──────── Material to process

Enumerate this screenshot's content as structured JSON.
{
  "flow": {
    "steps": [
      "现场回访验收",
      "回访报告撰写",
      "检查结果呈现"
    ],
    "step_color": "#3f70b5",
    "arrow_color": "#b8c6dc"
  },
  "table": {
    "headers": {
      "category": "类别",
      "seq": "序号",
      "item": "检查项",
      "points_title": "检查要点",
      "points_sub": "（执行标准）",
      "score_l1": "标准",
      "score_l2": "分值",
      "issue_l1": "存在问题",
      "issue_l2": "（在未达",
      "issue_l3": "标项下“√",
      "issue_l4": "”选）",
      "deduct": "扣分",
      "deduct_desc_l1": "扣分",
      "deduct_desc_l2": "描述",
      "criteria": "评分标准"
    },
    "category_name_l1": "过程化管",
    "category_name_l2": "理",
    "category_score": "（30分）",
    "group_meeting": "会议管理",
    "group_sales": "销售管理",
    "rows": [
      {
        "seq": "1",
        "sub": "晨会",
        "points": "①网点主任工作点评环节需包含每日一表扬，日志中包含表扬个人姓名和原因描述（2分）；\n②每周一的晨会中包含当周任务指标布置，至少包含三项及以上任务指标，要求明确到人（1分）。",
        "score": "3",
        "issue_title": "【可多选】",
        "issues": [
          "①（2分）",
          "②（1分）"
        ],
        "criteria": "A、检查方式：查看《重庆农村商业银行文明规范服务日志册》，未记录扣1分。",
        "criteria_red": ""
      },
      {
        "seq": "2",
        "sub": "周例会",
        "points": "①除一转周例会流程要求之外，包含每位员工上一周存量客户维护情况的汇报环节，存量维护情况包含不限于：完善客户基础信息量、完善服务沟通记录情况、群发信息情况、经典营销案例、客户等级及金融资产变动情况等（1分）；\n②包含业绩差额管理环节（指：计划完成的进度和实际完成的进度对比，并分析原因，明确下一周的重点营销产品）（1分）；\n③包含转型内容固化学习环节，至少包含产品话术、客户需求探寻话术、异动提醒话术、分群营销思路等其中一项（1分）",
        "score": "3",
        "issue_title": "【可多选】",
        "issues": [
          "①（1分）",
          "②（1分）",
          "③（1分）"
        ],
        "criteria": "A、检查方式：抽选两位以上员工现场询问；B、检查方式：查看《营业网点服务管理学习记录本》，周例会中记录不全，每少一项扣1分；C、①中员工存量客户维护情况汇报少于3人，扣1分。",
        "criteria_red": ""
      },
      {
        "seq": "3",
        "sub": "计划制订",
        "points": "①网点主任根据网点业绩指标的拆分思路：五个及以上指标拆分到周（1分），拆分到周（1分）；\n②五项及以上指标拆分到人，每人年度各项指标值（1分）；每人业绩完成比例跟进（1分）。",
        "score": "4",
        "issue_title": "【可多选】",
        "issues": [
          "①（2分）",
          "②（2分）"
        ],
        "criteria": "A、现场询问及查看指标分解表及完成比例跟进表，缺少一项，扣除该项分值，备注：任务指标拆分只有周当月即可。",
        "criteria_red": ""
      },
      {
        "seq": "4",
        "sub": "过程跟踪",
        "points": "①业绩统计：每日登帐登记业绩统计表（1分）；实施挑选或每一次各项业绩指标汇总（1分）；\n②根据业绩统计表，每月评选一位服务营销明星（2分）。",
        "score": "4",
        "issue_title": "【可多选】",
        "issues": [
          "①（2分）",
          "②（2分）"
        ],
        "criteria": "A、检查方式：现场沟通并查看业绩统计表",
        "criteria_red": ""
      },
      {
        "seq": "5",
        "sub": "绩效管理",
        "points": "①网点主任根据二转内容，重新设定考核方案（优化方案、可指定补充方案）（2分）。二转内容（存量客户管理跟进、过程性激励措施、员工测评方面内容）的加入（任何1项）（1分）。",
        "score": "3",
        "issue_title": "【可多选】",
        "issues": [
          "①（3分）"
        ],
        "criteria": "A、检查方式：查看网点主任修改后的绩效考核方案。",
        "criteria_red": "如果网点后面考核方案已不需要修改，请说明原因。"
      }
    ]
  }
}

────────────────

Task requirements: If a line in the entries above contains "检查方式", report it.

Solution to this problem:
        "criteria": "A、检查方式：查看《重庆农村商业银行文明规范服务日志册》，未记录扣1分。",
        "criteria": "A、检查方式：抽选两位以上员工现场询问；B、检查方式：查看《营业网点服务管理学习记录本》，周例会中记录不全，每少一项扣1分；C、①中员工存量客户维护情况汇报少于3人，扣1分。",
        "criteria": "A、检查方式：现场沟通并查看业绩统计表",
        "criteria": "A、检查方式：查看网点主任修改后的绩效考核方案。",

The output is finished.